And timing goes hand-in-hand with pressure and release.

You have to be particular and make sure you get the timing right when you add or release pressure. A second too soon or too late can mean the difference in your horse “getting it” or being confused.

I define pressure as making something uncomfortable to the horse. Note that I said uncomfortable, not painful. To make something uncomfortable, you get in the horse’s way.

You make it difficult for them when they don’t do what you are asking them to do. Release is the exact opposite. When the horse does want you want, you get out of their way, and make it really easy for them to do it.

Whenever you add pressure to the horse (by getting in his way), hold that pressure until the horse finds his way out of it by making a positive change, and don’t give up.

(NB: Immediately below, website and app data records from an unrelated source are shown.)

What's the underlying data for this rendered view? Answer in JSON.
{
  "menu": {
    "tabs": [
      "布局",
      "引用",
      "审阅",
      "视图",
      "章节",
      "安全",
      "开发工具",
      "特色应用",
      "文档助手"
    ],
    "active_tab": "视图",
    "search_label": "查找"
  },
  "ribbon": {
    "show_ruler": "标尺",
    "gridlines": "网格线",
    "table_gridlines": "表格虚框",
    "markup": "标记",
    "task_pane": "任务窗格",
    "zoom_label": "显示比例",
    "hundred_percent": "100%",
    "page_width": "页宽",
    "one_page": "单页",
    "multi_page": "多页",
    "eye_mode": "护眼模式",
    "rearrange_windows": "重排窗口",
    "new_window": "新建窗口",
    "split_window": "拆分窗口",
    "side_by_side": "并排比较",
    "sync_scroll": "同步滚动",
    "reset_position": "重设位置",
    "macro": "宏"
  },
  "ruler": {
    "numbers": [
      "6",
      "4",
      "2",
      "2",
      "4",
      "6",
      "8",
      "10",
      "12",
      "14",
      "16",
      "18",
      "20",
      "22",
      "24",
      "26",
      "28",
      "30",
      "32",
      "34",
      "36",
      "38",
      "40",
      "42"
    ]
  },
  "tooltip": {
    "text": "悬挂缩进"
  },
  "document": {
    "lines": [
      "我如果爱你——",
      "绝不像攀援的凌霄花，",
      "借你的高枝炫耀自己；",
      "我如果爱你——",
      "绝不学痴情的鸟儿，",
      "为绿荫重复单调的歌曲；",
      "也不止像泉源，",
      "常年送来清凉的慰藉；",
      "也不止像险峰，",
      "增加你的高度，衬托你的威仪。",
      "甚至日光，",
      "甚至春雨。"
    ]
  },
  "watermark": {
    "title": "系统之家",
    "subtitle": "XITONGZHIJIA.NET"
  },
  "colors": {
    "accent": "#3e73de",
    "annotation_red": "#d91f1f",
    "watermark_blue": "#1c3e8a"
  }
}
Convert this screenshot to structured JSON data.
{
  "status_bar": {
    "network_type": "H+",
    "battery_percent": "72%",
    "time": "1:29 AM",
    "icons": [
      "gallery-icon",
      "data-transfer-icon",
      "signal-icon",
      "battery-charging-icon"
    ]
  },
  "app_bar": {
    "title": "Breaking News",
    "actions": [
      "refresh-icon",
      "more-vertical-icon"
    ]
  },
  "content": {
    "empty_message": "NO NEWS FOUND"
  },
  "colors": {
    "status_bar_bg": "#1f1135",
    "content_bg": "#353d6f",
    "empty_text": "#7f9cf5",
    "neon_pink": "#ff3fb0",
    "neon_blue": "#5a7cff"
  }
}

Once he makes a positive change, your job is to provide an instant, immediate release of pressure and get out of their way. If the horse isn’t figuring it out, you may need to add more pressure until you see that positive change.

Over time, as the horse begins to understand, less and less pressure will be necessary to get him to respond quicker and more accurately to what you’re asking him to do.

This is what creates a horse that is “light”. However, with that said, you usually must be “heavy” with your horse before he can learn to become light.

But that’s a whole other story…if you’d like to read it, read this blog post I did explaining what it means to be heavy before you can have a light horse:

About The Author

Carson James

Carson James' background is in Vaquero Horsemanship. For the majority of his career, he worked on cattle ranches where he rode horses all day, every day. He was often in situations where he either had to figure out how to help the horse understand, or it could easily turn into a life or death situation. Carson now travels the country putting on training clinics teaching people the fundamentals of Horsemanship. He has a unique way of breaking things down where they're easy to understand, both for the horse and the human.